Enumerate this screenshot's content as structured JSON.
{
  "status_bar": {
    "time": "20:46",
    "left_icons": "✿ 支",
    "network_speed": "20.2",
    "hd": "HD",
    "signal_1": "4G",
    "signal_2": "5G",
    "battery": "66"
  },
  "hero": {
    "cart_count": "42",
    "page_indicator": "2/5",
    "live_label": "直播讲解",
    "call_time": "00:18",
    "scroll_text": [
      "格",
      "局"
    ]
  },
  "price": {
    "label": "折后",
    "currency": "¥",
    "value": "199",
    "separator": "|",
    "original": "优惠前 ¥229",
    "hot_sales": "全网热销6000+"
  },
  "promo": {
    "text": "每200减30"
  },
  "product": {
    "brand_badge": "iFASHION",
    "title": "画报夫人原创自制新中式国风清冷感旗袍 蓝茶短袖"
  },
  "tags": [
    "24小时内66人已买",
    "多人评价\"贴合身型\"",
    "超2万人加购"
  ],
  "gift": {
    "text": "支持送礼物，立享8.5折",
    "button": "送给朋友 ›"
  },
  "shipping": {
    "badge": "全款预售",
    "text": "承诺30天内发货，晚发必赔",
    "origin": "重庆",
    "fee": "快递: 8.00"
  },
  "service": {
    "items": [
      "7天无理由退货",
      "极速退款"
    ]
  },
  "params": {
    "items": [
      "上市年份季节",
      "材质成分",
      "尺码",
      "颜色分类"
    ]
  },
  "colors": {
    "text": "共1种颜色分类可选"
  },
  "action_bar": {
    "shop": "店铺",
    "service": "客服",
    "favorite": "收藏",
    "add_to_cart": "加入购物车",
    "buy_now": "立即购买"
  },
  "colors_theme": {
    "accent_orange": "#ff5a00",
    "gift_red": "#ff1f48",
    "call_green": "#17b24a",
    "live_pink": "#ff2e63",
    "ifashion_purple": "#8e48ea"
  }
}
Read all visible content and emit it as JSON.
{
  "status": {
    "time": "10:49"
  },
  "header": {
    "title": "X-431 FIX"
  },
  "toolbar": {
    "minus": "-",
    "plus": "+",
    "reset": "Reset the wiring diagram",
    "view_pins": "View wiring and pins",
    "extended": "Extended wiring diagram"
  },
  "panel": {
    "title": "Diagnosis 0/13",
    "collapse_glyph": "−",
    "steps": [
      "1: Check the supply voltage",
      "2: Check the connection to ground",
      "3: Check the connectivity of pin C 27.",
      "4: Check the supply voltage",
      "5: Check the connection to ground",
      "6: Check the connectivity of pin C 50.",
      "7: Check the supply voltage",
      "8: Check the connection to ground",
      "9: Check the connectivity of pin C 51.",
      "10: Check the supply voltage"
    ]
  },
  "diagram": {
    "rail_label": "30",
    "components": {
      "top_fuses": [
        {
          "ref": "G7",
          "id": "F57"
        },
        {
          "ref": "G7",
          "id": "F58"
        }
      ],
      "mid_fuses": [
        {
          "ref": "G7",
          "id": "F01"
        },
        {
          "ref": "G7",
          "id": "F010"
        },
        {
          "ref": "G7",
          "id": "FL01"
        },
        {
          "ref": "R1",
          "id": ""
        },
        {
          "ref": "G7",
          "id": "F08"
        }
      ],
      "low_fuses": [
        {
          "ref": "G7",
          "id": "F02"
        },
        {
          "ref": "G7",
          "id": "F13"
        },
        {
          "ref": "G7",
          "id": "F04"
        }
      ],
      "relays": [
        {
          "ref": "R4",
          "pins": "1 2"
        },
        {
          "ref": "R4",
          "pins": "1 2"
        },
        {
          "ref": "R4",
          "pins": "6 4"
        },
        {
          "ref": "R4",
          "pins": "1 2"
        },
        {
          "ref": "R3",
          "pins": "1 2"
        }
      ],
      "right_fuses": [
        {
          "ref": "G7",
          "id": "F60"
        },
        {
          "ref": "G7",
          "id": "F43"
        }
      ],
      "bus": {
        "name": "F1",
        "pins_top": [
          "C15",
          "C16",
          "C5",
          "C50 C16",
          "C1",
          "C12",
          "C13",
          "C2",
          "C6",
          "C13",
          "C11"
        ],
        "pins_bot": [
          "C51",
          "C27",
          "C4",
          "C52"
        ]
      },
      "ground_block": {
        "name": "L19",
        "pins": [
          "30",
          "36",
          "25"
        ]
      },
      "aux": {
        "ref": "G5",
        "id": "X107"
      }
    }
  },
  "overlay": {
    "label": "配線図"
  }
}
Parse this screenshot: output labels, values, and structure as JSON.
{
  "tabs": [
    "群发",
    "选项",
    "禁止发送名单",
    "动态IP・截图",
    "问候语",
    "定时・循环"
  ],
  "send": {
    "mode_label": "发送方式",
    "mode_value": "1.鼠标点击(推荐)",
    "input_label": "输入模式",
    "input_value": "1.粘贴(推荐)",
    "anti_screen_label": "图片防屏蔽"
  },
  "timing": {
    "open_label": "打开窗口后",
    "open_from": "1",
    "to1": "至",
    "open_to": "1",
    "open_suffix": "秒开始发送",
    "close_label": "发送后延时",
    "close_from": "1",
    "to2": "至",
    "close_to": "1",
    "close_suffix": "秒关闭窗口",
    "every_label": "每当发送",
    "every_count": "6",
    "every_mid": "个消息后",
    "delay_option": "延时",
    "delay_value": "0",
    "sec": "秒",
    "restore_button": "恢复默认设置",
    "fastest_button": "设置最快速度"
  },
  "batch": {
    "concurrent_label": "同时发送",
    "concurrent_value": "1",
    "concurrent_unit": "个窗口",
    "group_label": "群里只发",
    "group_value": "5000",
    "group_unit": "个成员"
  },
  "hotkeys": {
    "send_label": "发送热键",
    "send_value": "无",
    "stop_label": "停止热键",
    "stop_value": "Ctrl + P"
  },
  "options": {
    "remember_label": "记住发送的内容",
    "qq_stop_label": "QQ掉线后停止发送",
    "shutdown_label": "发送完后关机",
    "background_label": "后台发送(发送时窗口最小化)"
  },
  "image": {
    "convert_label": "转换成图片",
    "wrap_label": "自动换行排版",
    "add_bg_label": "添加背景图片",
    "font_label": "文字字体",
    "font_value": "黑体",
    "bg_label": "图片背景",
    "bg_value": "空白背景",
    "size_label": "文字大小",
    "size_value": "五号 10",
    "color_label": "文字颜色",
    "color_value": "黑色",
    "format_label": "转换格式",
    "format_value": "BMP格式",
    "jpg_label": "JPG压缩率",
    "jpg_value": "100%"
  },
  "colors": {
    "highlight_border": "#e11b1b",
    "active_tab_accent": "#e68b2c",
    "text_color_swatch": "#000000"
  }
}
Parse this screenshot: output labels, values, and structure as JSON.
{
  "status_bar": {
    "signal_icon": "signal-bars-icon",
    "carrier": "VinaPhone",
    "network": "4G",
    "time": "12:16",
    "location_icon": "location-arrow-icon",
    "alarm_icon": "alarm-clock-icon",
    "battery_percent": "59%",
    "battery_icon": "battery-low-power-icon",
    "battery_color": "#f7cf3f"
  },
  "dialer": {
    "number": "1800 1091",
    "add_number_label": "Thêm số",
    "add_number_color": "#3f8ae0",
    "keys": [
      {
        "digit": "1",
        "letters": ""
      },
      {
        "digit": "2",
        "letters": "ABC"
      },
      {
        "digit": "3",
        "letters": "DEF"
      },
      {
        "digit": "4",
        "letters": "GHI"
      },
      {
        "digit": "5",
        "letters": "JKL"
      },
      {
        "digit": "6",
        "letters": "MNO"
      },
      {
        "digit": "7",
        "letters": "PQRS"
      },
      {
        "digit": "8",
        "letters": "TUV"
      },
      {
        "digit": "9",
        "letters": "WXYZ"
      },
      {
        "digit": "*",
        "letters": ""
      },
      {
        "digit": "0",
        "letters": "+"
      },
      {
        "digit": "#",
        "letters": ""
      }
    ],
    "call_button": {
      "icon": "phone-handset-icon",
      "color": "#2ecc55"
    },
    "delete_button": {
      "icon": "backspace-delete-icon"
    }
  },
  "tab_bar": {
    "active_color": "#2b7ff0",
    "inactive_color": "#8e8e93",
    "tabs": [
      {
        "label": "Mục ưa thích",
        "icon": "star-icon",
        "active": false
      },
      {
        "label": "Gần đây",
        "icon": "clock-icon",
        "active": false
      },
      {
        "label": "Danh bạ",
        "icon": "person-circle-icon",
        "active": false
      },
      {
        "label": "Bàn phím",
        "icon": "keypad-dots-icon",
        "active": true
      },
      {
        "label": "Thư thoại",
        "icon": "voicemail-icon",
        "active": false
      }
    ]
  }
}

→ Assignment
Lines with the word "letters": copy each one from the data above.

→ Output below
        "letters": ""
        "letters": "ABC"
        "letters": "DEF"
        "letters": "GHI"
        "letters": "JKL"
        "letters": "MNO"
        "letters": "PQRS"
        "letters": "TUV"
        "letters": "WXYZ"
        "letters": ""
        "letters": "+"
        "letters": ""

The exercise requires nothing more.